TASK ITEM
Reproduce the listing exactly, so that no line differs from the original.

DATA SHOWN
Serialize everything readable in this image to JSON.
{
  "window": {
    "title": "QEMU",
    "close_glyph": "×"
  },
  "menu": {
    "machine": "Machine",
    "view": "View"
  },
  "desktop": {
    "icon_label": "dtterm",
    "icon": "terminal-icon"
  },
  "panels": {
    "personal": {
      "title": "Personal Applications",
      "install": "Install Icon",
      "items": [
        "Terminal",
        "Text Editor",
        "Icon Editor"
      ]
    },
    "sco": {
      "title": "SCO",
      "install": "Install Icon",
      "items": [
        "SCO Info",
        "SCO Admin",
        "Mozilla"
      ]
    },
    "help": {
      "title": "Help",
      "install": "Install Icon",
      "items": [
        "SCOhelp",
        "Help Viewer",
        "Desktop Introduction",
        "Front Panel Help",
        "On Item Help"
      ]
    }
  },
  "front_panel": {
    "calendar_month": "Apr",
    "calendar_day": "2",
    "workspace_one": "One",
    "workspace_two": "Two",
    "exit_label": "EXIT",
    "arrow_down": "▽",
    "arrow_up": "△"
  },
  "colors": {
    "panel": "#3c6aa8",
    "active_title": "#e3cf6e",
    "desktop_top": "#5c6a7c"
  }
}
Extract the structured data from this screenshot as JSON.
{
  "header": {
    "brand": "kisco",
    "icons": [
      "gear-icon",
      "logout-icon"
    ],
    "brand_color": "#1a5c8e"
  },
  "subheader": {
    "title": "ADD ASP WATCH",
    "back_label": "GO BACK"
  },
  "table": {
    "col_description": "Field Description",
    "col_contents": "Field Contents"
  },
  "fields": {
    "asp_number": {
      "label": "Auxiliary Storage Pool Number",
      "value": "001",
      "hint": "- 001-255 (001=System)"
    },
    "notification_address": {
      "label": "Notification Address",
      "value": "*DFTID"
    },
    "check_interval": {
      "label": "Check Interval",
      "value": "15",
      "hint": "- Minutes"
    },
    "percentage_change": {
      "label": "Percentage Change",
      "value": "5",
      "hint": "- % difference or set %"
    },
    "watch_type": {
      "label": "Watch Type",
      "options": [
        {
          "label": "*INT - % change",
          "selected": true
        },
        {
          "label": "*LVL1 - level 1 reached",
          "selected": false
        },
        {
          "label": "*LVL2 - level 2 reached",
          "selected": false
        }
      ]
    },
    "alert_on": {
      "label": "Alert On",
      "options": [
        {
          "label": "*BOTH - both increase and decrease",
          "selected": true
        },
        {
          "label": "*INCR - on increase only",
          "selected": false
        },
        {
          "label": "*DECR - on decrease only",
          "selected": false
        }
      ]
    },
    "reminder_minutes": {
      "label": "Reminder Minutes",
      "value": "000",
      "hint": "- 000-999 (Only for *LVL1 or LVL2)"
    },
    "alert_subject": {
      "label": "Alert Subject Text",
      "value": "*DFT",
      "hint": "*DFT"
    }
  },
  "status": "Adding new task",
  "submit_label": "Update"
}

ANSWER SECTION
Serialize everything readable in this image to JSON.
{
  "window": {
    "title": "QEMU",
    "close_glyph": "×"
  },
  "menu": {
    "machine": "Machine",
    "view": "View"
  },
  "desktop": {
    "icon_label": "dtterm",
    "icon": "terminal-icon"
  },
  "panels": {
    "personal": {
      "title": "Personal Applications",
      "install": "Install Icon",
      "items": [
        "Terminal",
        "Text Editor",
        "Icon Editor"
      ]
    },
    "sco": {
      "title": "SCO",
      "install": "Install Icon",
      "items": [
        "SCO Info",
        "SCO Admin",
        "Mozilla"
      ]
    },
    "help": {
      "title": "Help",
      "install": "Install Icon",
      "items": [
        "SCOhelp",
        "Help Viewer",
        "Desktop Introduction",
        "Front Panel Help",
        "On Item Help"
      ]
    }
  },
  "front_panel": {
    "calendar_month": "Apr",
    "calendar_day": "2",
    "workspace_one": "One",
    "workspace_two": "Two",
    "exit_label": "EXIT",
    "arrow_down": "▽",
    "arrow_up": "△"
  },
  "colors": {
    "panel": "#3c6aa8",
    "active_title": "#e3cf6e",
    "desktop_top": "#5c6a7c"
  }
}
Extract the structured data from this screenshot as JSON.
{
  "header": {
    "brand": "kisco",
    "icons": [
      "gear-icon",
      "logout-icon"
    ],
    "brand_color": "#1a5c8e"
  },
  "subheader": {
    "title": "ADD ASP WATCH",
    "back_label": "GO BACK"
  },
  "table": {
    "col_description": "Field Description",
    "col_contents": "Field Contents"
  },
  "fields": {
    "asp_number": {
      "label": "Auxiliary Storage Pool Number",
      "value": "001",
      "hint": "- 001-255 (001=System)"
    },
    "notification_address": {
      "label": "Notification Address",
      "value": "*DFTID"
    },
    "check_interval": {
      "label": "Check Interval",
      "value": "15",
      "hint": "- Minutes"
    },
    "percentage_change": {
      "label": "Percentage Change",
      "value": "5",
      "hint": "- % difference or set %"
    },
    "watch_type": {
      "label": "Watch Type",
      "options": [
        {
          "label": "*INT - % change",
          "selected": true
        },
        {
          "label": "*LVL1 - level 1 reached",
          "selected": false
        },
        {
          "label": "*LVL2 - level 2 reached",
          "selected": false
        }
      ]
    },
    "alert_on": {
      "label": "Alert On",
      "options": [
        {
          "label": "*BOTH - both increase and decrease",
          "selected": true
        },
        {
          "label": "*INCR - on increase only",
          "selected": false
        },
        {
          "label": "*DECR - on decrease only",
          "selected": false
        }
      ]
    },
    "reminder_minutes": {
      "label": "Reminder Minutes",
      "value": "000",
      "hint": "- 000-999 (Only for *LVL1 or LVL2)"
    },
    "alert_subject": {
      "label": "Alert Subject Text",
      "value": "*DFT",
      "hint": "*DFT"
    }
  },
  "status": "Adding new task",
  "submit_label": "Update"
}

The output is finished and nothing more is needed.